Perfecting the public-private partnership: Is X-energy leading the way?
X-energy has been having a good year. Not only did Dow announce plans to invest in the company’s high-temperature gas reactor (HTGR) technology and deploy an Xe-100 reactor at a U.S. Gulf Coast facility for power and process heat by 2030, in parallel with the Xe-100 demo planned for Washington state with support from the Advanced Reactor Demonstration Program (ARDP), but X-energy’s fuel subsidiary, TRISO-X, has applied for a fuel facility license and aims to have a commercial fuel plant operating in 2025, and Canadian provinces are signaling their interest in the technology. And while news of Dow’s investment broke with well-deserved fanfare, the company’s serious interest in HTGRs—and federal support for HTGR development—goes way back.
First, the NGNP: Before the ARDP, there was the Next Generation Nuclear Plant (NGNP), which was established by an act of Congress and envisioned as an HTGR built at Idaho National Laboratory and capable of demonstrating large-scale hydrogen production by 2021.
Several companies, including Dow, Entergy, Westinghouse, and Areva, formed an NGNP Industry Alliance on the private side of the planned NGNP public-private partnership. It soon became apparent, however, that the Department of Energy and the NGNP Industry Alliance had different opinions about the best way to proceed with deployment, with Dow and Entergy emphasizing the potential industrial customer base in the Gulf Coast.
Fred Moore had served both as the executive director of NGNP Industry Alliance and as the global director of manufacturing and technology for Dow’s energy business when he published an ANS Nuclear Cafe article in 2011 listing eight reasons HTGRs were game changers, including a study by the alliance that “identified the market for this technology at 600 reactors.” Moore named “a few of the major policy issues facing the United States and other nations today,” including “energy security, jobs, long-term stable energy prices, and climate change.”
Dow returns: More than 10 years on, those issues are even more pressing.
“Advanced small modular nuclear technology is going to be a critical tool for Dow's path to zero-carbon emissions and our ability to drive growth by delivering low-carbon products to our customers,” said Dow chairman and chief executive officer Jim Fitterling, as he announced Dow’s investment in X-energy earlier this month. “X-energy’s technology is among the most advanced, and when deployed will deliver safe, reliable, low-carbon power and steam. This is a great opportunity for Dow to lead our industry in carbon-neutral manufacturing by deploying next-generation nuclear energy.”
TRISO in the lab: The DOE took the opportunity to celebrate X-energy’s completion of a six-year Advanced Reactor Concepts award yesterday. Yet the nation’s investment in HTGR technology significantly predates the ARC award, announced in 2016 with just $6 million of funding from the DOE.

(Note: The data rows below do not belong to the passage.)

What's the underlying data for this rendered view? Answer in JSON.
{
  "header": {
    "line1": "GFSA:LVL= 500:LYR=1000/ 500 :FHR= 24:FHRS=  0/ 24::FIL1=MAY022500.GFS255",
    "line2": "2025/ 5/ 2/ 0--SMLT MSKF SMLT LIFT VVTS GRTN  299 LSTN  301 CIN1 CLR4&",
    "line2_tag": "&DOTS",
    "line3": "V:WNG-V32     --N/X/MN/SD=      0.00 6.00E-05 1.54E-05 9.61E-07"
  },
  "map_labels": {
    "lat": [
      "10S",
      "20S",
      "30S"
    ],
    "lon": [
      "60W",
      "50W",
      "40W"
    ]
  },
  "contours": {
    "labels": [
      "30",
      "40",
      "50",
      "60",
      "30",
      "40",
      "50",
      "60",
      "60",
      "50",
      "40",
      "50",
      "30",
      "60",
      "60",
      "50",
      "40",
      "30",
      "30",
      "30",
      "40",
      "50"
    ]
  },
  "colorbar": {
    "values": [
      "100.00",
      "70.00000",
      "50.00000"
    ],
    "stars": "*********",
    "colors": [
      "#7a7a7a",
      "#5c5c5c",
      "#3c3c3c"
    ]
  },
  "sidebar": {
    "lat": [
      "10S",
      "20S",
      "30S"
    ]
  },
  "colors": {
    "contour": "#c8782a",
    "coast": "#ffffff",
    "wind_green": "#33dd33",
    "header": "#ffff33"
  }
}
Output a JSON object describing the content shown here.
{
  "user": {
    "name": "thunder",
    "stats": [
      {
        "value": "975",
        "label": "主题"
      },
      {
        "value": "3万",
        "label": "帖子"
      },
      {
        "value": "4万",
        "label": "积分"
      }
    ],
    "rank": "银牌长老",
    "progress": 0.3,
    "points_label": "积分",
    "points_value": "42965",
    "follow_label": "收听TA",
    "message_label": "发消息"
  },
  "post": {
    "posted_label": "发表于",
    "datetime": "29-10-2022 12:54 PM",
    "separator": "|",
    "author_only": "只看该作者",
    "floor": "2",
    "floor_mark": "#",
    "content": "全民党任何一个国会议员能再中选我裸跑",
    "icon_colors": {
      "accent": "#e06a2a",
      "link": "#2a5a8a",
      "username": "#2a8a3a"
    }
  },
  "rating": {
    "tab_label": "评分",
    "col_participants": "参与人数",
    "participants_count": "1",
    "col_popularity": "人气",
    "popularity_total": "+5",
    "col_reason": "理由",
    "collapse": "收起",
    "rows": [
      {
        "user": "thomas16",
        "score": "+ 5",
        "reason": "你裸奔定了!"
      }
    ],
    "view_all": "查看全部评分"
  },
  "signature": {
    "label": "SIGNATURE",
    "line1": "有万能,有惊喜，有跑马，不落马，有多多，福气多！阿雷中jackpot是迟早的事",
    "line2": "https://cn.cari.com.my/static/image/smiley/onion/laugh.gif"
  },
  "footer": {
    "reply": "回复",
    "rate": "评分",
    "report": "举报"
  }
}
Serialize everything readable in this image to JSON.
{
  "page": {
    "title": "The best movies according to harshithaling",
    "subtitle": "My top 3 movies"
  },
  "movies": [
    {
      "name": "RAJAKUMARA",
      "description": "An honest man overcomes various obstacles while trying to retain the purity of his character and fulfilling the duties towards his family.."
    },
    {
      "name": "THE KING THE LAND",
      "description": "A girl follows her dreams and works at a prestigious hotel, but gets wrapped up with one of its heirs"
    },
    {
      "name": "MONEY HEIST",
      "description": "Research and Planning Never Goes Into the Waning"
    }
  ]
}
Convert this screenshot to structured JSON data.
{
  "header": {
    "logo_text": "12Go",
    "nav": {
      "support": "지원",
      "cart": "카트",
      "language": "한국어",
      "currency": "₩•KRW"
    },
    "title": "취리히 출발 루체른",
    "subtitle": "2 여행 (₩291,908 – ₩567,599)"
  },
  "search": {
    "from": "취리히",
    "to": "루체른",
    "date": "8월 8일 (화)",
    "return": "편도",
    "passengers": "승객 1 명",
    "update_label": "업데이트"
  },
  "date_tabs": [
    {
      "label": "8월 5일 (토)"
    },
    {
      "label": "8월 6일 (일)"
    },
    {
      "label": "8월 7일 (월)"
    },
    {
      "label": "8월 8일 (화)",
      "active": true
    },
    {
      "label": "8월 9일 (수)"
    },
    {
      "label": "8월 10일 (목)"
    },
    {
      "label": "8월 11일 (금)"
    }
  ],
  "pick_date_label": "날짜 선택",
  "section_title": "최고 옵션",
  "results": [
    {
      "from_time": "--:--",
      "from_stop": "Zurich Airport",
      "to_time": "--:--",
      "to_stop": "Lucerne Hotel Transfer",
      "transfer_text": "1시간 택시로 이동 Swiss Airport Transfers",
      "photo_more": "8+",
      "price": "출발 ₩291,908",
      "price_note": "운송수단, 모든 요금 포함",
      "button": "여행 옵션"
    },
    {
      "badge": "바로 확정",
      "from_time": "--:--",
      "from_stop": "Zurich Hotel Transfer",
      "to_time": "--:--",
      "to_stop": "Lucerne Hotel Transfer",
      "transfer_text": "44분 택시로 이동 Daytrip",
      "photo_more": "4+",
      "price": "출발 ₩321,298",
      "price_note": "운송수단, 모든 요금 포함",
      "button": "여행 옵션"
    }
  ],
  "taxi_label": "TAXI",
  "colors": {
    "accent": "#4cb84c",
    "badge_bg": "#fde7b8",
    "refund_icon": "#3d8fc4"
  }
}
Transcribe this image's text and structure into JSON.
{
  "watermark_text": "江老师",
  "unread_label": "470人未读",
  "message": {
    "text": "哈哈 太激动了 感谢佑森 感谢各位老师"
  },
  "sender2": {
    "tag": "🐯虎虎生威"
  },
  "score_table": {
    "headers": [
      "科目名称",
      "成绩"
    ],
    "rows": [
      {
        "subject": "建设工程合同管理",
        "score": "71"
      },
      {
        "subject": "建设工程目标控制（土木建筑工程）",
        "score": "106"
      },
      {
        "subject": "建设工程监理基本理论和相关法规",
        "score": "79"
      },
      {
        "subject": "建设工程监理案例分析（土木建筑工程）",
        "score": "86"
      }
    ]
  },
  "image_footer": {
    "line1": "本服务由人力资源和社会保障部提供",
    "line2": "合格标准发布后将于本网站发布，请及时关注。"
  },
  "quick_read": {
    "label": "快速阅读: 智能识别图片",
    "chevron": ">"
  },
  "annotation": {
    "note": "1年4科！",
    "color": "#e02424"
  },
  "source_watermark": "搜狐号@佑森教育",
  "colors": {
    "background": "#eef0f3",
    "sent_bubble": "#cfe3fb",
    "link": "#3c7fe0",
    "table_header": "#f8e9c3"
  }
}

The DOE began a concerted effort to develop and test TRISO fuels in 2002 with HTGR technology in mind. A feature article written by Paul A. Demkowicz of INL and John D. Hunn of Oak Ridge National Laboratory, “Two decades of DOE investment lays the foundation for TRISO-fueled reactors” (Nuclear News, Aug. 2020, p. 66), provides an excellent summary of the DOE’s TRISO R&D. While the Advanced Gas Reactor Fuel Development and Qualification Program initiated in 2002 focused on TRISO particles using low-enriched uranium, the Xe-100 and several other advanced reactor designs under development would use high-assay low-enriched uranium (HALEU).
TRISO goes commercial: X-energy announced in April 2022 that TRISO-X would build the TRISO-X Fuel Fabrication Facility, dubbed TF3, in Oak Ridge, Tenn., following pilot plant production at Oak Ridge National Laboratory through a public-private partnership. The very next day, TRISO-X applied to the Nuclear Regulatory Commission for a fuel facility license.
The TF3 commercial plant will produce HALEU TRISO particles and fabricate them into fuel forms, including the spherical graphite “pebbles” for the Xe-100. Commissioning and start-up are scheduled for as early as 2025, according to X-energy.
X-energy is not the only company pushing ahead with TRISO fuel, which holds promise to fuel more than HTGR reactors. BWX Technologies is under contract to produce TRISO particles and demonstrate performance under a defined production schedule, and Ultra Safe Nuclear just opened a pilot-scale TRISO fuel facility in Oak Ridge last week.
Public-private partnerships—getting it right: Along with X-energy, other companies are attracting public and private funding. A full 10 reactor concepts received funding in the three-tiered ARDP announcements of 2020, and the recent passage of the Inflation Reduction Act has raised expectations that more federal funding could soon support nuclear power and the versatile clean energy benefits it can deliver. If the DOE, technology developers, and private investors have learned from the lessons of the NGNP and hit on a public-private partnership model that works, it hasn’t come too soon.